A Great Culture is the Secret Sauce for your Organization’s Success

When you step into a workplace, most people can feel the vibe right away. Do team members look engaged or are they just getting through the day? Are people working together or just near each other? This vibe is the organization’s culture. It’s the internal brand of the company.

Let’s dive into what organizational culture is, why it matters, and how you can build an All In place to work.

What is Organizational Culture?

Think of culture as the unwritten rules of a workplace. A culture is made up of shared values, beliefs, and behaviors. It’s how people interact, how decisions are made, and how work gets done. Culture is influenced by many factors from the history of the organization, to the products that it offers, to the markets it works in, to the leadership style expected of managers.
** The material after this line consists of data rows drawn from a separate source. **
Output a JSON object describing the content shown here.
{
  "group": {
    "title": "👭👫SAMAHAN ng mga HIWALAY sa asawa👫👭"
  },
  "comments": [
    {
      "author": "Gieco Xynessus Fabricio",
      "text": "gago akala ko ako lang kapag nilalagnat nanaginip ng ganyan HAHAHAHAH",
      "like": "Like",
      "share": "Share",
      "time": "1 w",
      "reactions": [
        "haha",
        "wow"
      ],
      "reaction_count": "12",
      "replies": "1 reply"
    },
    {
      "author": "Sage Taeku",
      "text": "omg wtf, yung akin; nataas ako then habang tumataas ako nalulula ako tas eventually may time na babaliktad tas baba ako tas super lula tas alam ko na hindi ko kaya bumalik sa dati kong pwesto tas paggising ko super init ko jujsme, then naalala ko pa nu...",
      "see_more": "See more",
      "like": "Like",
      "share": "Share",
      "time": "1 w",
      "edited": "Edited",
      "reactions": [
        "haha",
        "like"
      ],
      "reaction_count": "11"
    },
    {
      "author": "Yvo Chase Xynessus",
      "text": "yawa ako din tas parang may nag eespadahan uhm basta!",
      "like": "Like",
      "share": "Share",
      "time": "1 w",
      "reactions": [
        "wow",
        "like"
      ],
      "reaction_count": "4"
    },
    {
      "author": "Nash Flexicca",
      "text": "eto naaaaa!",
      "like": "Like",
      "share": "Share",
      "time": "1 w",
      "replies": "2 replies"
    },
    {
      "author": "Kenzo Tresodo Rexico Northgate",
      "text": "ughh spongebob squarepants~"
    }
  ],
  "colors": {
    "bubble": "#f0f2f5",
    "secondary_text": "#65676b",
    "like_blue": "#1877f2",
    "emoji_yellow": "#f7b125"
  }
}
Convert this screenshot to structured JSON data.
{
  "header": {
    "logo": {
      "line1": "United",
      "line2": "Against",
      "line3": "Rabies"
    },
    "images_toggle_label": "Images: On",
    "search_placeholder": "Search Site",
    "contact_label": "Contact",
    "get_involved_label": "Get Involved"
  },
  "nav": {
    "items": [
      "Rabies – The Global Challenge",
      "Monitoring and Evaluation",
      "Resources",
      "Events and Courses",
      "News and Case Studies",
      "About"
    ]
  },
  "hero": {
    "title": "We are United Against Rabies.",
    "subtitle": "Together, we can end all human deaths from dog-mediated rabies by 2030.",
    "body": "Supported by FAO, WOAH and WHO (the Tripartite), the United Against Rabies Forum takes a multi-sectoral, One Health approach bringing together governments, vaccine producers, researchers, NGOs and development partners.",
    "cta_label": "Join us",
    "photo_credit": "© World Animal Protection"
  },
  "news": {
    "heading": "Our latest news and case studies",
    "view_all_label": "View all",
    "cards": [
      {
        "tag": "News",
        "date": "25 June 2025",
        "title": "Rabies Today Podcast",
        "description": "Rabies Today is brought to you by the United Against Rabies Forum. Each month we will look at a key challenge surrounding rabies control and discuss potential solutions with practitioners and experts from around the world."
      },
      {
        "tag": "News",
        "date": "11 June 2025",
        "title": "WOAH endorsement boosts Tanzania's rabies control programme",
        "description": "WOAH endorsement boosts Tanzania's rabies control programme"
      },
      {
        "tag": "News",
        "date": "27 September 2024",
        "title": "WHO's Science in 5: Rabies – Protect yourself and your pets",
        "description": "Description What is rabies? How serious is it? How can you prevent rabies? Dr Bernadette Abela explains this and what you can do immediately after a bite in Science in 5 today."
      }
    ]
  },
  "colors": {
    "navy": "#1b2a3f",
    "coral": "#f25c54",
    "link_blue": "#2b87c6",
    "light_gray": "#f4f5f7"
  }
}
Organizational culture is the invisible glue that holds everything together. It influences team member behavior, their engagement, and their performance. A strong culture aligns everyone toward common goals, boosting productivity and customer satisfaction. A weak culture can lead to low morale and inconsistency in how service is offered to clients.

How Culture Impacts Loyalty and Performance

A positive organizational culture can significantly impact employee loyalty and company performance:

  • According to Gallup, companies with engaged employees outperform those without by 202 percent over time.
  • The Harvard Business Review highlights that a strong culture can increase employee retention by up to 50 percent.
  • Research by Deloitte found that 94 percent of executives and 88 percent of employees believe a strong workplace culture is vital to business success.

Investing in a strong culture isn’t just a feel-good initiative; it’s a strategic business imperative that can lead to higher productivity, stronger employee retention, and improved financial performance.

Building a strong organizational culture doesn’t happen overnight. From Adrian Gostick and Chester Elton’s New York Times bestselling book on corporate culture “All In,” here are some practical steps any leader can take:

Define Core Values. Your core values are the foundation of your culture. They guide behavior and decision-making. Involve your team members in defining these values to ensure they resonate with everyone and are more than just words on a poster on the wall.

Lead by Example. Leaders play the most crucial role in shaping culture. They should model the behaviors and attitudes they want by being transparent, approachable, and consistent.

Communicate Clearly. Regular, transparent communication helps keep everyone aligned on what matters most. As a leader, share updates, celebrate successes, and openly discuss challenges.

Foster Inclusivity. An inclusive culture values diversity and ensures everyone’s voice is heard and they feel valued and respected. Inclusivity promotes dialogue, provides equal opportunities, and addresses biases.

Encourage Feedback. Create channels for regular feedback. Remember, a good practice is to act on feedback to show that you value it.

Recognize and Reward. It is vital for leaders to regularly acknowledge and reward behaviors that align with their core values. Showing appreciation reinforces the desired culture and motivates others to follow suit. Recognition can be formal (like awards) or informal (like a shout-out in a meeting).

Real-Life Examples

A few organizations work hard to build strong cultures:

Strong corporate cultures are exemplified by companies like Disney, known for its emphasis on creativity, storytelling, and customer satisfaction. Google stands out for its innovation and a work environment that promotes open communication and collaboration. Southwest Airlines highlights a culture of fun and commitment to customer service, ensuring employees feel valued and motivated. Patagonia’s culture revolves around environmental sustainability and activism. Their employees are encouraged to take time off for environmental causes, and the company is strongly committed to ethical practices.

Each of these companies integrates their core values deeply into their operations, fostering environments where employees are engaged and dedicated to the company’s mission.

Overall, building a thriving organizational culture takes time and effort, but the benefits are worth it. A strong culture can boost employee engagement, improve performance, and contribute to long-term business success. Start by defining your core values, leading by example, communicating effectively, fostering inclusivity, recognizing, and rewarding, encouraging feedback, and being adaptable.

Ready to transform your organizational culture? Download the ‘Ultimate Guide to Building a Thriving Organizational Culture’ to start your culture transformation journey!

By investing in your culture, you’re investing in your company’s success. It’s not just about improving your workplace—it’s about driving performance and achieving your business goals.